I always need a reminder about the “collision-damage waiver” provision. Should I accept it or decline, and who is waiving what? It turns out that accepting it, and paying $10 to $20 a day, means that the rental company will waive its right to make me pay for collision damage. That would be a relief. However, my insurer told me that the collision coverage on my 2014 Mustang would extend to a rental car. Credit-card companies often offer collision protection as well. Decline the collision-damage waiver, I was told.
After doing a few price comparison searches online, I found that Alamo offered a rate significantly below other major companies. For an eight-day rental, I could save about $200 over the competition. I was skeptical about the price but told myself Alamo might have some geographical dominance that gave it a price advantage.
I arrived at the Alamo rental-car desk at the Atlanta, Ga., airport alert and rested after spending the night at an airport motel. There was no line at the counter, and the clerk was smooth and efficient. I said I wanted to add my wife, Carol, as an additional driver, which I couldn’t do online. I was irritated Alamo imposed a $9.99 a day fee. I didn’t recall paying a fee when I rented a car from a different company a year ago.

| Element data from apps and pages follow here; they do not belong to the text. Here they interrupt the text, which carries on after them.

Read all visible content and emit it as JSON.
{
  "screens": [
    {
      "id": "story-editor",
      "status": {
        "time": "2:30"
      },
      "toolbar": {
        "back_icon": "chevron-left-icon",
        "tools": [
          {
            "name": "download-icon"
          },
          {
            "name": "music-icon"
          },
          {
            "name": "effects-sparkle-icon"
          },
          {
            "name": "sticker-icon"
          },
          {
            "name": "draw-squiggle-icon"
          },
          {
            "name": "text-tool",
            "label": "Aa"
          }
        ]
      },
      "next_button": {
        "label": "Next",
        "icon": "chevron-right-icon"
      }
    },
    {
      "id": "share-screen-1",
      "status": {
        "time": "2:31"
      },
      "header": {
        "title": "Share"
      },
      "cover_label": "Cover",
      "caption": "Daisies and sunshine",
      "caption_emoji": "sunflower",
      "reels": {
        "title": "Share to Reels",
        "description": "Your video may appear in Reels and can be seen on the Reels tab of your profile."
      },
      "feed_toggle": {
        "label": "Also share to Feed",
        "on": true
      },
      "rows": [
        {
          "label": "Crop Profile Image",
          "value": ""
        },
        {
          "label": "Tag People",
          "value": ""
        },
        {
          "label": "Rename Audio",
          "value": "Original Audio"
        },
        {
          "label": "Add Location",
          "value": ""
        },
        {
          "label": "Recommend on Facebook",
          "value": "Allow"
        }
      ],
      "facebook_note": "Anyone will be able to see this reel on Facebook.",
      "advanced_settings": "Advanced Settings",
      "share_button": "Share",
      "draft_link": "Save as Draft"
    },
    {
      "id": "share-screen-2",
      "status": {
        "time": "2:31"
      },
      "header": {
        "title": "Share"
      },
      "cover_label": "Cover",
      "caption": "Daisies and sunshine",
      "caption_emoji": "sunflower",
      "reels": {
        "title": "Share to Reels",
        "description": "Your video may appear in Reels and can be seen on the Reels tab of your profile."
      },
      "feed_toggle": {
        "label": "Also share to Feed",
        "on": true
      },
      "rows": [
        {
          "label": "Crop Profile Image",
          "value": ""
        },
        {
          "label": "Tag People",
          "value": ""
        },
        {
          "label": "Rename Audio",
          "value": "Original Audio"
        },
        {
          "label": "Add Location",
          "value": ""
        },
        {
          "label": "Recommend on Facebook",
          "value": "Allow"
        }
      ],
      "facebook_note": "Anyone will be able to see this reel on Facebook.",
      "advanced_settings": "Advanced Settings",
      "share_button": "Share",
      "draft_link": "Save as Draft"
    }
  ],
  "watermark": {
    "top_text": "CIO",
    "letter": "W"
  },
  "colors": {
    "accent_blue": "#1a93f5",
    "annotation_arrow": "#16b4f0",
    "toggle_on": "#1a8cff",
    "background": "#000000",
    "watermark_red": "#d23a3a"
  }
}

I declined the collision-damage waiver, which I had also done online. I declined “optional extended protection,” whatever that was. When the clerk handed me the contract to sign, the bottom line was $280 more than the online price. The additional driver accounted for $80 of that sum.
“What’s the extra $200 for?” I asked as I showed him my online estimate.
“That’s for liability insurance — $25 a day,” the clerk responded.
He pointed to the contract, which said: “I acknowledge that unless I accept supplemental liability insurance at the beginning of rental, Alamo provides no liability protection or any other kind of insurance which covers me or the rental vehicle.”
I had never encountered this before with a rental car company. I recalled nothing about liability insurance on the online form. That probably explained why Alamo’s online price had been so much lower than the other major car rental companies. A liability lawsuit, long shot though it was, could be extremely expensive. I hadn’t thought to ask my auto insurer whether liability coverage would be provided on a rental as well as collision.
Should I pay an additional $200 for peace of mind? Should I interrupt everything and try to reach my insurer? Should I go with my hunch the $100,000-$300,000 liability coverage on my Mustang would carry over to this rental as did the collision coverage?
I went with my hunch, which proved to be correct when I got around to calling my insurance company after the trip. I saved $200 while enduring only mild, occasional anxiety for the next eight days.
Even so, I wasn’t thrilled to get an estimate at the airport counter that was $280 more than I had been given online, nor happy that the clerk had automatically added the liability coverage to the contract. Did he think I wouldn’t notice the discrepancy between my online estimate and the final price or wouldn’t object?
I guess the experience was a useful reinforcement of the buyer-beware principle.